BEGIN Supplied records

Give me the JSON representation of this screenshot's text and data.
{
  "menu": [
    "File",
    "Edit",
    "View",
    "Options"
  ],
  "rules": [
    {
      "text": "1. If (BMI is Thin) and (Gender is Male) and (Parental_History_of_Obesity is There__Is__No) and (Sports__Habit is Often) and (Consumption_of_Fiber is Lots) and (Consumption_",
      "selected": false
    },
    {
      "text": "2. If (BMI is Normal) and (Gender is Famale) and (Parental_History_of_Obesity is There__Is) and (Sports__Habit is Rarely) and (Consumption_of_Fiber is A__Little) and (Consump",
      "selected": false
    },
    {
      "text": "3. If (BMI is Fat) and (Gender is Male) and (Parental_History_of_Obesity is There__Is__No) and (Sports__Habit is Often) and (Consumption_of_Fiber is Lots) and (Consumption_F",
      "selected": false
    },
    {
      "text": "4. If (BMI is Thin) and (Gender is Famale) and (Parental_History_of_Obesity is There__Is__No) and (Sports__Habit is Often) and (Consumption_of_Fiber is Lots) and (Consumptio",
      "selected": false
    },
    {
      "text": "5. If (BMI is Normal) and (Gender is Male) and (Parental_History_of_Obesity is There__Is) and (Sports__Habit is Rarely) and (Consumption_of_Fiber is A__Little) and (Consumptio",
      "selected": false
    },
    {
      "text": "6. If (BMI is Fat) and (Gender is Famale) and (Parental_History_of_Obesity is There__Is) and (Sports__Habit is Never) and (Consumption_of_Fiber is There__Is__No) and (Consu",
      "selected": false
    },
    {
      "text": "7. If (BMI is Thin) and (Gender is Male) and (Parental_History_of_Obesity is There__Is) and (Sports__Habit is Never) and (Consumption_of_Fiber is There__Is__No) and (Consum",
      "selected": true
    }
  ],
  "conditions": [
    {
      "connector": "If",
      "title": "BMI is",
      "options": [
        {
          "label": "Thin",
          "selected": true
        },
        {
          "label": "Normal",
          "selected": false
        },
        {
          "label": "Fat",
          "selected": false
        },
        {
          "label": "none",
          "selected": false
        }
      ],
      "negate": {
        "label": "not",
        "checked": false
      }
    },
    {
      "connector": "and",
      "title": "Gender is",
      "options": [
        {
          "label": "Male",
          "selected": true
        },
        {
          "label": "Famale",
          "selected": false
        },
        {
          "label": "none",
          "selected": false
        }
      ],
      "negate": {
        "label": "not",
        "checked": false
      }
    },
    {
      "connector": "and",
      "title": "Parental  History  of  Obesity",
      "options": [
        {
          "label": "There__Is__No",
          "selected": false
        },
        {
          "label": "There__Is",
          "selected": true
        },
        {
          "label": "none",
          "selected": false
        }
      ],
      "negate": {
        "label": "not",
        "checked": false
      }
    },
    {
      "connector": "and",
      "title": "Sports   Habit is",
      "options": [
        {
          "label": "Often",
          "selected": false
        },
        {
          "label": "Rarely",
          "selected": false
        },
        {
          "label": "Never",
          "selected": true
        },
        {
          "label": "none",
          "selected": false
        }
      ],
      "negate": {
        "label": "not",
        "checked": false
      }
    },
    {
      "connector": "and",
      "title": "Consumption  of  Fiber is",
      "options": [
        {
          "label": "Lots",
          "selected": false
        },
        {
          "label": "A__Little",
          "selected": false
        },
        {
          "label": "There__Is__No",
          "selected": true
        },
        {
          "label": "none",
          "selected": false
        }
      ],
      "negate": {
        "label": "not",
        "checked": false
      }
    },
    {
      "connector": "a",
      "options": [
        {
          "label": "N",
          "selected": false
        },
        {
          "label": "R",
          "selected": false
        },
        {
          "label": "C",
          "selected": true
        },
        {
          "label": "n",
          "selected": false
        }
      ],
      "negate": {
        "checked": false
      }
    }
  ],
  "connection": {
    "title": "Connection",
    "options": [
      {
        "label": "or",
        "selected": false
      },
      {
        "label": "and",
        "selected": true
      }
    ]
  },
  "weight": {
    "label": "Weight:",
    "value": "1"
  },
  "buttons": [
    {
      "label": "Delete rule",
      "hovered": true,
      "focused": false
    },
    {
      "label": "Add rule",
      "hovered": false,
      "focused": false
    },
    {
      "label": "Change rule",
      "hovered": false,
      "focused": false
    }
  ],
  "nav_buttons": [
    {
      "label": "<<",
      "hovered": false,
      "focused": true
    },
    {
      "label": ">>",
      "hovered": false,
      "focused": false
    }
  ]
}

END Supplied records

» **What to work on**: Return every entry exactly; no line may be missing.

» **Response below**:
Give me the JSON representation of this screenshot's text and data.
{
  "menu": [
    "File",
    "Edit",
    "View",
    "Options"
  ],
  "rules": [
    {
      "text": "1. If (BMI is Thin) and (Gender is Male) and (Parental_History_of_Obesity is There__Is__No) and (Sports__Habit is Often) and (Consumption_of_Fiber is Lots) and (Consumption_",
      "selected": false
    },
    {
      "text": "2. If (BMI is Normal) and (Gender is Famale) and (Parental_History_of_Obesity is There__Is) and (Sports__Habit is Rarely) and (Consumption_of_Fiber is A__Little) and (Consump",
      "selected": false
    },
    {
      "text": "3. If (BMI is Fat) and (Gender is Male) and (Parental_History_of_Obesity is There__Is__No) and (Sports__Habit is Often) and (Consumption_of_Fiber is Lots) and (Consumption_F",
      "selected": false
    },
    {
      "text": "4. If (BMI is Thin) and (Gender is Famale) and (Parental_History_of_Obesity is There__Is__No) and (Sports__Habit is Often) and (Consumption_of_Fiber is Lots) and (Consumptio",
      "selected": false
    },
    {
      "text": "5. If (BMI is Normal) and (Gender is Male) and (Parental_History_of_Obesity is There__Is) and (Sports__Habit is Rarely) and (Consumption_of_Fiber is A__Little) and (Consumptio",
      "selected": false
    },
    {
      "text": "6. If (BMI is Fat) and (Gender is Famale) and (Parental_History_of_Obesity is There__Is) and (Sports__Habit is Never) and (Consumption_of_Fiber is There__Is__No) and (Consu",
      "selected": false
    },
    {
      "text": "7. If (BMI is Thin) and (Gender is Male) and (Parental_History_of_Obesity is There__Is) and (Sports__Habit is Never) and (Consumption_of_Fiber is There__Is__No) and (Consum",
      "selected": true
    }
  ],
  "conditions": [
    {
      "connector": "If",
      "title": "BMI is",
      "options": [
        {
          "label": "Thin",
          "selected": true
        },
        {
          "label": "Normal",
          "selected": false
        },
        {
          "label": "Fat",
          "selected": false
        },
        {
          "label": "none",
          "selected": false
        }
      ],
      "negate": {
        "label": "not",
        "checked": false
      }
    },
    {
      "connector": "and",
      "title": "Gender is",
      "options": [
        {
          "label": "Male",
          "selected": true
        },
        {
          "label": "Famale",
          "selected": false
        },
        {
          "label": "none",
          "selected": false
        }
      ],
      "negate": {
        "label": "not",
        "checked": false
      }
    },
    {
      "connector": "and",
      "title": "Parental  History  of  Obesity",
      "options": [
        {
          "label": "There__Is__No",
          "selected": false
        },
        {
          "label": "There__Is",
          "selected": true
        },
        {
          "label": "none",
          "selected": false
        }
      ],
      "negate": {
        "label": "not",
        "checked": false
      }
    },
    {
      "connector": "and",
      "title": "Sports   Habit is",
      "options": [
        {
          "label": "Often",
          "selected": false
        },
        {
          "label": "Rarely",
          "selected": false
        },
        {
          "label": "Never",
          "selected": true
        },
        {
          "label": "none",
          "selected": false
        }
      ],
      "negate": {
        "label": "not",
        "checked": false
      }
    },
    {
      "connector": "and",
      "title": "Consumption  of  Fiber is",
      "options": [
        {
          "label": "Lots",
          "selected": false
        },
        {
          "label": "A__Little",
          "selected": false
        },
        {
          "label": "There__Is__No",
          "selected": true
        },
        {
          "label": "none",
          "selected": false
        }
      ],
      "negate": {
        "label": "not",
        "checked": false
      }
    },
    {
      "connector": "a",
      "options": [
        {
          "label": "N",
          "selected": false
        },
        {
          "label": "R",
          "selected": false
        },
        {
          "label": "C",
          "selected": true
        },
        {
          "label": "n",
          "selected": false
        }
      ],
      "negate": {
        "checked": false
      }
    }
  ],
  "connection": {
    "title": "Connection",
    "options": [
      {
        "label": "or",
        "selected": false
      },
      {
        "label": "and",
        "selected": true
      }
    ]
  },
  "weight": {
    "label": "Weight:",
    "value": "1"
  },
  "buttons": [
    {
      "label": "Delete rule",
      "hovered": true,
      "focused": false
    },
    {
      "label": "Add rule",
      "hovered": false,
      "focused": false
    },
    {
      "label": "Change rule",
      "hovered": false,
      "focused": false
    }
  ],
  "nav_buttons": [
    {
      "label": "<<",
      "hovered": false,
      "focused": true
    },
    {
      "label": ">>",
      "hovered": false,
      "focused": false
    }
  ]
}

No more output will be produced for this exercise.